Recommended for you

Plague likely a Stone Age arrival to central Europe

November 22, 2017

A team of researchers led by scientists at the Max Planck Institute for the Science of Human History has sequenced the first six European genomes of the plague-causing bacterium Yersinia pestis dating from the Late Neolithic ...

How to cut your lawn for grasshoppers

November 22, 2017

Picture a grasshopper landing randomly on a lawn of fixed area. If it then jumps a certain distance in a random direction, what shape should the lawn be to maximise the chance that the grasshopper stays on the lawn after ...

Ancient barley took high road to China

November 21, 2017

First domesticated 10,000 years ago in the Fertile Crescent of the Middle East, wheat and barley took vastly different routes to China, with barley switching from a winter to both a winter and summer crop during a thousand-year ...

1 comment

Adjust slider to filter visible comments by rank

Display comments: newest first

not rated yet Oct 18, 2013
In 1890, living in Samoa, Robert Louis Stevenson sent a letter to his fellow writer Henry James, explaining a momentous decision on his part: Disillusioned with a rapidly changing, technologically driven world, Stevenson intended to remain in "exile" on the island, never to return to his native Britain.

Read more at: http://phys.org/n...html#jCp

One need not wonder.....

Please sign in to add a comment.

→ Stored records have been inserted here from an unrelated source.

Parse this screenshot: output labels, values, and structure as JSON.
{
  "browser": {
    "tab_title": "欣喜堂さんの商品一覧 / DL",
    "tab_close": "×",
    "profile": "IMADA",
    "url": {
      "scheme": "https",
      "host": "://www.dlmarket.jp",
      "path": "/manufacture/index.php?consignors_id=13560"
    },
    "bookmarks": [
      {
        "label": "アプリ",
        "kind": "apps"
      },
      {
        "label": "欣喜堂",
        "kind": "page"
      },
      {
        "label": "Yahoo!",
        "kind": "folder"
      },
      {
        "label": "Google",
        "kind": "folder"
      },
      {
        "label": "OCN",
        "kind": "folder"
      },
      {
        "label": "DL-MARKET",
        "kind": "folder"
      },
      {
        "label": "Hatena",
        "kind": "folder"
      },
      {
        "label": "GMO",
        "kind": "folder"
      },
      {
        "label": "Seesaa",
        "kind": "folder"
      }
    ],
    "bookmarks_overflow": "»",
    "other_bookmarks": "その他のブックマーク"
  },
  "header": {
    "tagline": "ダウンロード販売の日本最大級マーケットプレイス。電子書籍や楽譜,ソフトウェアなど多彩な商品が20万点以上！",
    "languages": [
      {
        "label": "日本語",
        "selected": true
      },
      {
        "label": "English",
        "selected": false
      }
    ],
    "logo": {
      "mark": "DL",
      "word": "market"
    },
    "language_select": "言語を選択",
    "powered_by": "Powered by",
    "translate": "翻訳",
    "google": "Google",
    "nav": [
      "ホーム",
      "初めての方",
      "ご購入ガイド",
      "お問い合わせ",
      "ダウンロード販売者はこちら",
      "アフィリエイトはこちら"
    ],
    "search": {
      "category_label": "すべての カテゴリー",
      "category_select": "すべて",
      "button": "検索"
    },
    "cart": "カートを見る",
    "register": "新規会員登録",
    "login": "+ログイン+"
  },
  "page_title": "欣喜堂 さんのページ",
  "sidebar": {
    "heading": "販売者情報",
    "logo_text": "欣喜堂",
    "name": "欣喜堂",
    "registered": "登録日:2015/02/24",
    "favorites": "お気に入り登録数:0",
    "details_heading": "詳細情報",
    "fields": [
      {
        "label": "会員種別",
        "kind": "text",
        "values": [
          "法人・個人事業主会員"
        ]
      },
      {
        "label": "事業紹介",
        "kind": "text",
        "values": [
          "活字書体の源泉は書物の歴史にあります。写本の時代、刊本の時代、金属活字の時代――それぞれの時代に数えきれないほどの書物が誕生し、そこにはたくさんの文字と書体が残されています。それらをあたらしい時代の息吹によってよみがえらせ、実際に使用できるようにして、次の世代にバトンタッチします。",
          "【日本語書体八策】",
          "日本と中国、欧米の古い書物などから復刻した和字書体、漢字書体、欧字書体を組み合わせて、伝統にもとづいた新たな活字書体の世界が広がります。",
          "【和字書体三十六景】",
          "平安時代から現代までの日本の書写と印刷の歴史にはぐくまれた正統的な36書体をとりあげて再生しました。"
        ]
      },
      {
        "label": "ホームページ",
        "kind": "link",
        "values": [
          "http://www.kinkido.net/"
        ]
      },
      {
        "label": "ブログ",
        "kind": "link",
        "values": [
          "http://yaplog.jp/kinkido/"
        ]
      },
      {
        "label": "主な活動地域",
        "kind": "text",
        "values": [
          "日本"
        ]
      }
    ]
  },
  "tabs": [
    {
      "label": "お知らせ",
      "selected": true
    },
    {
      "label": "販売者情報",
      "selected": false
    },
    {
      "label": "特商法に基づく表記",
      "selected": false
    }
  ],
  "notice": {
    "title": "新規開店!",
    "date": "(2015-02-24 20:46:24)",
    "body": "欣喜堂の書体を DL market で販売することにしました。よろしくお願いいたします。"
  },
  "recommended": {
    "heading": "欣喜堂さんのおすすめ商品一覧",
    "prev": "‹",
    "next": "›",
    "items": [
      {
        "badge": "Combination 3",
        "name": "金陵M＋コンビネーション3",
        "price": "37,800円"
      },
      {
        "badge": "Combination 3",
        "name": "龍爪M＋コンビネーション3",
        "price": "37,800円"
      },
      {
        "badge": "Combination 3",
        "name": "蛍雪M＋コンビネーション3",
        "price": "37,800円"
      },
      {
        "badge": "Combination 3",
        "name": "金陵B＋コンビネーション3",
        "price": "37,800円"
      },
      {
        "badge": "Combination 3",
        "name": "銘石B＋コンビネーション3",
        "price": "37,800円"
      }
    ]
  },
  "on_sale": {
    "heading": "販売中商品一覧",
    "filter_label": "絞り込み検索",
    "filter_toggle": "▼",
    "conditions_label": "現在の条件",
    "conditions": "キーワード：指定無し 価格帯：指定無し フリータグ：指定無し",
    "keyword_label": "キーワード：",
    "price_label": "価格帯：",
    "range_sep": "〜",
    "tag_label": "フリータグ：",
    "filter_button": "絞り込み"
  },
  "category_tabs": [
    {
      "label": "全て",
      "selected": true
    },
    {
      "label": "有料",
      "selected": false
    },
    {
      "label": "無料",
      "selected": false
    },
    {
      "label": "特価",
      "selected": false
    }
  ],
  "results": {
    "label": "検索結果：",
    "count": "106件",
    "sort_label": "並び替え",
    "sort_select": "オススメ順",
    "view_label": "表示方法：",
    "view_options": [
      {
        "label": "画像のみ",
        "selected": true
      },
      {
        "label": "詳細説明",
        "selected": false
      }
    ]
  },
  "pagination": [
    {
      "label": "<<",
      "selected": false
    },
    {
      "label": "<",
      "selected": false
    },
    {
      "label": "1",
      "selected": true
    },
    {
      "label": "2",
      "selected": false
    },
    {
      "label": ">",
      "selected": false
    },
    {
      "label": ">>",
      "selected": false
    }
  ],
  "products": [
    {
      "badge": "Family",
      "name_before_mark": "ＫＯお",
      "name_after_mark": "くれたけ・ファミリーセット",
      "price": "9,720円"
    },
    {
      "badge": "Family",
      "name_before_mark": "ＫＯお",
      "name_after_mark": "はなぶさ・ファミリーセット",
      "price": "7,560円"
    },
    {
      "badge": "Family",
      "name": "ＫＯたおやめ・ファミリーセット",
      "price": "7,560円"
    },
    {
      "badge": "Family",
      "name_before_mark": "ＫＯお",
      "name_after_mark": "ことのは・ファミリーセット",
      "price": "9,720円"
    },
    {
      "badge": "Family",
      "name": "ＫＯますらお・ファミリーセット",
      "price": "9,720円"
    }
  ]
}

Registration is free, and takes less than a minute. Read more

Click here to reset your password.
Sign in to get notified via email when new comments are made.